“Kapiʻolani was born at Hilo, Hawaii, in the year 1781. She came into the world at a time when Kamehameha was engaged in his struggle for the conquest of Hawaii. … Her father was Keawemauhili, one of the very highest chiefs known to the heralds. He was half-brother of Kalaniʻōpuʻu, king of the island of Hawaii.” “Kapiʻolani was one or the most distinguished of the female chiefs of the Islands.” “She was the wife of Naihe, a high chief on the island of Hawaii, who was an early convert, and became one of the most influential Christian chiefs, and one of the ablest counsellors of the missionaries.”
“The conversion of Kapiʻolani, and her elevation in character, is perhaps one of the most delightful instances of the results of missionary labour.” Kapiʻolani, for more than a year before her death, suffered from breast cancer. “During the course of the operation, Dr. Judd asked her if it pained.
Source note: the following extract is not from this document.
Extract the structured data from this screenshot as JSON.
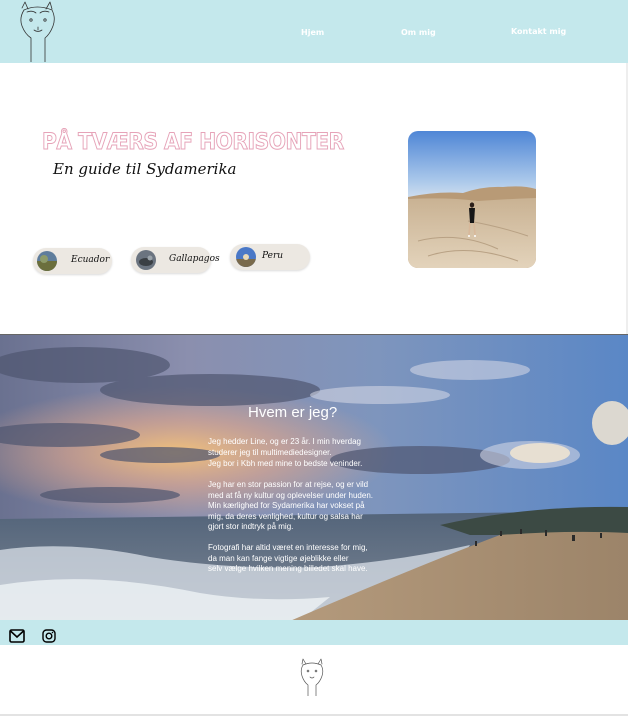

She replied, ‘It does pain, but I have fixed my mind on Christ, thinking of his pain on the Cross for me, and I am thereby enabled to endure.’” “The wound healed kindly”. Kapiʻolani died about 11 am on May 5, 1841.